This study was initiated to determine whether NGF/TrkA promote phosphorylation on APP on tyrosine residues under physiological conditions, and to determine whether Y682 is the primary target. We answered the first question conclusively by showing that NGF treatment triggers APP Tyr-phosphorylation via activation of TrkA. To address the second question we studied the APP-KI mutant APPYG/YG, which bears a mutation in Y682. However, we could not determine whether Y682 is the TrkA phosphorylation target since NGF/TrkA signaling is strongly reduced in APPYG/YG hippocampal samples. This observation, and the finding that TrkA signaling is also compromised in APP null hippocampal samples, unveiled an unexpected role of APP in NGF/TrkA signaling. The evidence that neuronal cells from APPYG/YG mice are insensitive to the trophic function of NGF underlined the functional relevance of this role. TrkA and APP interact in brain, and this association is dependent on Y682. Immununofluorescence studies suggest that APP regulates peripheral export of TrkA and that this function is impaired in APPYG/YG mutant mice. Indeed, localization of both TrkA and APP is altered in APPYG/YG neurons. This evidence further underlines the functional relationship between APP and TrkA, although it does not clarify whether the localization of these proteins is changed because the interaction is abolished or whether the interaction is abolished because the localization of APP is altered by the YG mutation.

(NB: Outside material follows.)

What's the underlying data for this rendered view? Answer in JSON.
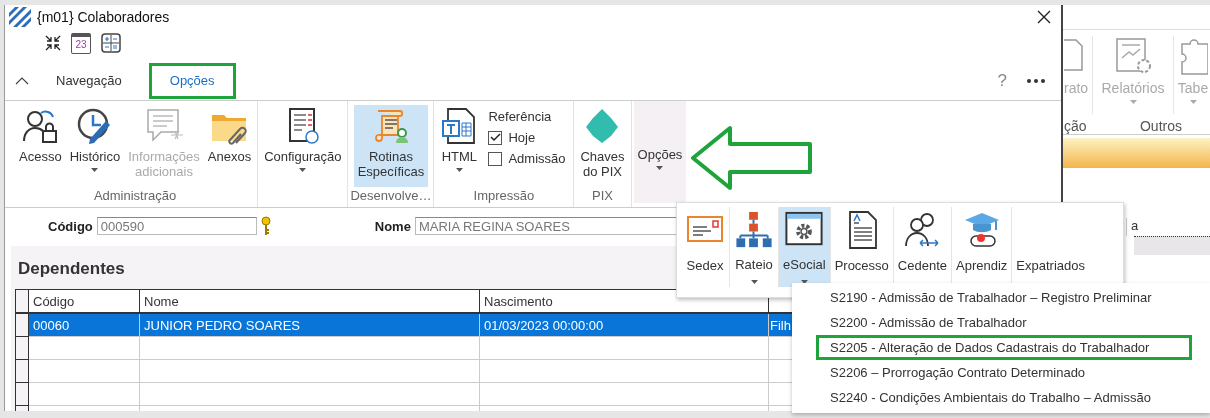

Since plasma membrane TrkA is accessible to NGF, the data suggest that APP regulates NGF/TrkA signaling by regulating the surface levels of TrkA.
This evidence, together with previous findings involving the NGF/TrkA signaling axis in the regulation of APP processing (P. E. Tarr et al., 2002b; C. Matrone et al., 2008; C. Matrone et al., 2009), suggest that these two membrane protein’s functions are strictly interconnected and that the NGF/TrkA signaling pathway may be involved in the de-regulation of APP processing that causes AD and be used as a therapeutic target to correct such a de-regulation. It would also be important to test whether the APP mutation causing Familial Alzheimer disease, alter the NGF/TrkA signaling pathway and whether such alterations have a pathogenic role in AD.

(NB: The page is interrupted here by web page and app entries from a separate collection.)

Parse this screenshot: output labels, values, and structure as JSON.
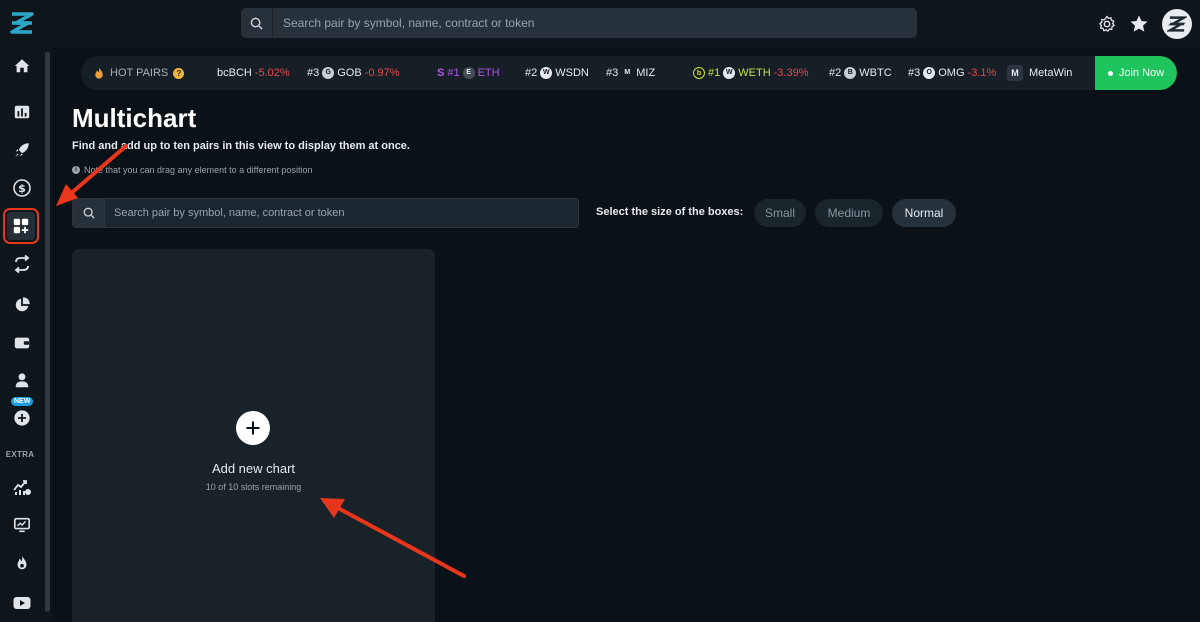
{
  "header": {
    "search_placeholder": "Search pair by symbol, name, contract or token",
    "icons": [
      "logo-icon",
      "search-icon",
      "gear-icon",
      "star-icon",
      "avatar"
    ]
  },
  "sidebar": {
    "new_badge": "NEW",
    "extra_label": "EXTRA",
    "items": [
      "home-icon",
      "dashboard-icon",
      "rocket-icon",
      "dollar-icon",
      "multichart-icon",
      "swap-icon",
      "pie-chart-icon",
      "wallet-icon",
      "user-icon",
      "plus-circle-icon",
      "trending-icon",
      "monitor-icon",
      "fire-icon",
      "youtube-icon"
    ]
  },
  "ticker": {
    "hot_label": "HOT PAIRS",
    "items": [
      {
        "rank": "",
        "symbol": "bcBCH",
        "change": "-5.02%"
      },
      {
        "rank": "#3",
        "symbol": "GOB",
        "change": "-0.97%"
      },
      {
        "rank": "#1",
        "symbol": "ETH",
        "change": ""
      },
      {
        "rank": "#2",
        "symbol": "WSDN",
        "change": ""
      },
      {
        "rank": "#3",
        "symbol": "MIZ",
        "change": ""
      },
      {
        "rank": "#1",
        "symbol": "WETH",
        "change": "-3.39%"
      },
      {
        "rank": "#2",
        "symbol": "WBTC",
        "change": ""
      },
      {
        "rank": "#3",
        "symbol": "OMG",
        "change": "-3.1%"
      }
    ],
    "sponsor": "MetaWin",
    "join_label": "Join Now"
  },
  "main": {
    "title": "Multichart",
    "description": "Find and add up to ten pairs in this view to display them at once.",
    "note": "Note that you can drag any element to a different position",
    "search_placeholder": "Search pair by symbol, name, contract or token",
    "size_label": "Select the size of the boxes:",
    "sizes": [
      "Small",
      "Medium",
      "Normal"
    ],
    "selected_size": "Normal"
  },
  "slot": {
    "title": "Add new chart",
    "subtitle": "10 of 10 slots remaining"
  },
  "colors": {
    "background": "#0b1217",
    "accent_green": "#20c45d",
    "negative": "#e5484d",
    "annotation_red": "#e8361d"
  }
}
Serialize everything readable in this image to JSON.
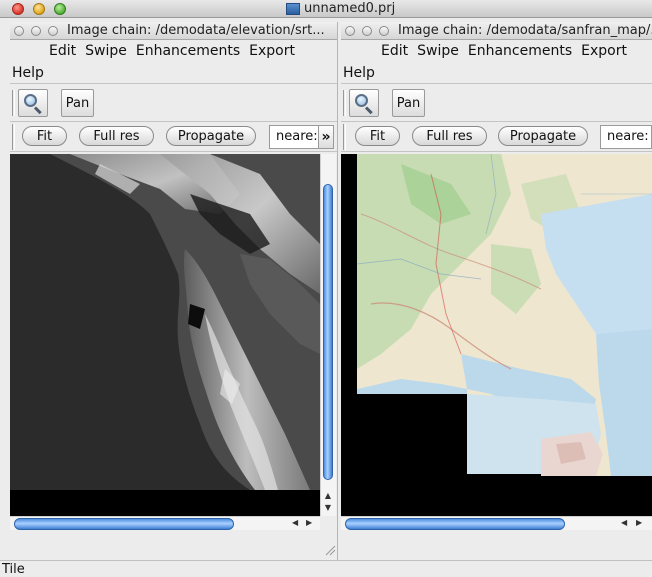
{
  "window": {
    "title": "unnamed0.prj"
  },
  "left_panel": {
    "title": "Image chain: /demodata/elevation/srt...",
    "menus": [
      "Edit",
      "Swipe",
      "Enhancements",
      "Export"
    ],
    "help": "Help",
    "toolbar": {
      "zoom_icon": "magnifier-icon",
      "pan_label": "Pan"
    },
    "buttons": {
      "fit": "Fit",
      "full_res": "Full res",
      "propagate": "Propagate",
      "resample": "neare:",
      "more": "»"
    }
  },
  "right_panel": {
    "title": "Image chain: /demodata/sanfran_map/.",
    "menus": [
      "Edit",
      "Swipe",
      "Enhancements",
      "Export"
    ],
    "help": "Help",
    "toolbar": {
      "zoom_icon": "magnifier-icon",
      "pan_label": "Pan"
    },
    "buttons": {
      "fit": "Fit",
      "full_res": "Full res",
      "propagate": "Propagate",
      "resample": "neare:"
    }
  },
  "status": {
    "text": "Tile"
  },
  "colors": {
    "scroll_thumb": "#6aa6ee",
    "map_water": "#bcd9ec",
    "map_land": "#efe8d4",
    "elevation_bg": "#2d2d2d"
  }
}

This research was supported by: European Molecular Biology Organization (ASTF264-2010) to CM; FIRB (2010-2012) from the Italian Ministry of Higher Education and Scientific Research, IT to PC; Alzheimer Disease Research Grants (A2003-076 to L.D. and NIRG-10-173876 to APB); grant from NIH (AG033007 to L.D) and Thome Foundation (to L.D.). The funders had no role in study design, data collection and analysis, decision to publish, or preparation of the manuscript. We thank Dr Jhon Sutachan, Dr Rosalia Castro Perez (from Skirball Institute) for their support and technical assistance in neuronal cell culture preparation. We greatly appreciate administrative support of P Papa.
Conflict of Interest: None